Artificial intelligence is already playing a role in Canadian civil and administrative law, one example being Immigration Refugees and Citizenship Canada’s use of an automated routine to approve visitor visas, says Fritsch.
“That's an example of AI for good. They're using AI to expedite a positive decision… It's AI providing a more efficient service to approve more applicants and address the backlog.”
“Some other examples that we're aware of are a little more questionable,” he says.
Canada Revenue Agency is using AI to analyze the employment status of income tax filers. The technology has a role in recommending whether someone is a contractor or an employee, for example, which determines certain taxes and write-offs, says Fritsch.
“A little bit more murky. Because that raises questions. What if you disagree with what the AI is recommending? How do you challenge that? How do you review the AI's decision? You can't really get an explanation out of the AI for how it made the decision.”
To ameliorate the lack of transparency, organizations are looking at methods such as having a “human in the loop,” says Fritsch. The idea is that having people take the AI’s advice, interpret it, and then make the ultimate decision would be an effective check and balance. But he adds that the human in the loop raises questions, including how the human is trained, and whether, out of expediency, the human will simply defer to the AI.
This is where litigation, regulation and the role of lawyers come into play, he says.
“What we're suggesting is that lawyers and the participation of the legal profession is also a really important human in the loop.”

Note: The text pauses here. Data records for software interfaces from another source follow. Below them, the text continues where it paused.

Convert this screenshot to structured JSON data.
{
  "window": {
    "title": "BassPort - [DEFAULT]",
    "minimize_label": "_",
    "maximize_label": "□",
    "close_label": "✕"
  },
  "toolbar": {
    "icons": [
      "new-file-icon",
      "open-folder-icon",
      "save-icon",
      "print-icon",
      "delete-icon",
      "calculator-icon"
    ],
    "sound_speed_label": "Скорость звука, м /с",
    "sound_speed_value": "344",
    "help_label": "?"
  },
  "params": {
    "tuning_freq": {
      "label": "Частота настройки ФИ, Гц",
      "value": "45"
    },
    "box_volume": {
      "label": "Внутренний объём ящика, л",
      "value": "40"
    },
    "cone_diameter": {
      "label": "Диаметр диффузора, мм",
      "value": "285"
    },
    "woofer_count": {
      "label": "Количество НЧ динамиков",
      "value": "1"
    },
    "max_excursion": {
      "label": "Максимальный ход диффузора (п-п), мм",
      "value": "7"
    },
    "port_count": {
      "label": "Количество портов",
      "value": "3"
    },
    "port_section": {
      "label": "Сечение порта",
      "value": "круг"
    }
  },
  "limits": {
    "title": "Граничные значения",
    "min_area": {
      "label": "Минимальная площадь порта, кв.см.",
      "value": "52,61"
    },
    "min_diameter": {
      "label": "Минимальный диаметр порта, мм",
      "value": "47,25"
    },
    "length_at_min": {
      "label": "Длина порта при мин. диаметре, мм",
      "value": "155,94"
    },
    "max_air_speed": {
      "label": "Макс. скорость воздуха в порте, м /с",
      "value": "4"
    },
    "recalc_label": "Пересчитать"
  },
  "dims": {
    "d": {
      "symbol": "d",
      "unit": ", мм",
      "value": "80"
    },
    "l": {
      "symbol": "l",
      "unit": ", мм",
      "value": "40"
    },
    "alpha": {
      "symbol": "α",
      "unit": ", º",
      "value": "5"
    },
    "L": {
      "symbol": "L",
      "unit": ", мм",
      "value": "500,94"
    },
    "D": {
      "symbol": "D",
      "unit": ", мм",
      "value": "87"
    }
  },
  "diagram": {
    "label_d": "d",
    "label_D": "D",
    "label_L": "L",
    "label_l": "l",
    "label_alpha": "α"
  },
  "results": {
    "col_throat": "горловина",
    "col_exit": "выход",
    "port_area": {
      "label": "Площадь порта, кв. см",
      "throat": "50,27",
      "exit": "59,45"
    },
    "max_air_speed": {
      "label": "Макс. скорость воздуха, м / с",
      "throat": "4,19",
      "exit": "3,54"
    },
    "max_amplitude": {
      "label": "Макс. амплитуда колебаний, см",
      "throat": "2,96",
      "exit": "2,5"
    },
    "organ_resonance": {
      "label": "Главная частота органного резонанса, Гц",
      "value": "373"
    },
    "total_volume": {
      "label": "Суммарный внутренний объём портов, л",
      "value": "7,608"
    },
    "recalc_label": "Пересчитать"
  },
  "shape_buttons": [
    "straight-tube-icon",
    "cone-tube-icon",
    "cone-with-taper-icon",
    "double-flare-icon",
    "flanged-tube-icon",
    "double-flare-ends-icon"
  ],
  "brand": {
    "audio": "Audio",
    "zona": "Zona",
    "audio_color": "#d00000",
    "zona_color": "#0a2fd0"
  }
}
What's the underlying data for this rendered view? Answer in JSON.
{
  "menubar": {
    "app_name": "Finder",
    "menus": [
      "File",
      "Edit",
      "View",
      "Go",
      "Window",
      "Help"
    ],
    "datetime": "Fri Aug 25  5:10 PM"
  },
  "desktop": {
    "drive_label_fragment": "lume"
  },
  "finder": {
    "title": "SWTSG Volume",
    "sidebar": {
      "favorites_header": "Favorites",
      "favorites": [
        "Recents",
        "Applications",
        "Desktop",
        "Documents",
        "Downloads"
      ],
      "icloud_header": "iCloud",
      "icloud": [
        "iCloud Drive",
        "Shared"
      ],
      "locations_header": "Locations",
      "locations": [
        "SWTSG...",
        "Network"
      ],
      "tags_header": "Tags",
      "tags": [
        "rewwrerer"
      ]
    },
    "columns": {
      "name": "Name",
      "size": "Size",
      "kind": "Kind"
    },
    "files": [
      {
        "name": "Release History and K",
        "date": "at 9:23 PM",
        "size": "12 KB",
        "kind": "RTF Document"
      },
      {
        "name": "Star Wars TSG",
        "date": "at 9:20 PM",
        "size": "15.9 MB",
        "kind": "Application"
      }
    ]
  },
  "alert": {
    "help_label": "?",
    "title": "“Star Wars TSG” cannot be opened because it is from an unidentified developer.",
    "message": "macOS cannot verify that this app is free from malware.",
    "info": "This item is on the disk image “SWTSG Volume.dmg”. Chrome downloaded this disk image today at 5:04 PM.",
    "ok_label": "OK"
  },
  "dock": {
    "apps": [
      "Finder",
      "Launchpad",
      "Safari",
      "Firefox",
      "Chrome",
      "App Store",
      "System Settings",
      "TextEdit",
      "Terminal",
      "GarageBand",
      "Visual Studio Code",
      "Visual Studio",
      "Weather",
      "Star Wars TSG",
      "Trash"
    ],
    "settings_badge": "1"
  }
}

The profession is needed not only to be a “person in the process” but to be well-trained and aware of flawed AI’s potential for bias and discrimination, due process concerns, as well as explaining how a decision is reached and ensuring decisions are based on evidence and that people have a right to challenge them, says Fritsch.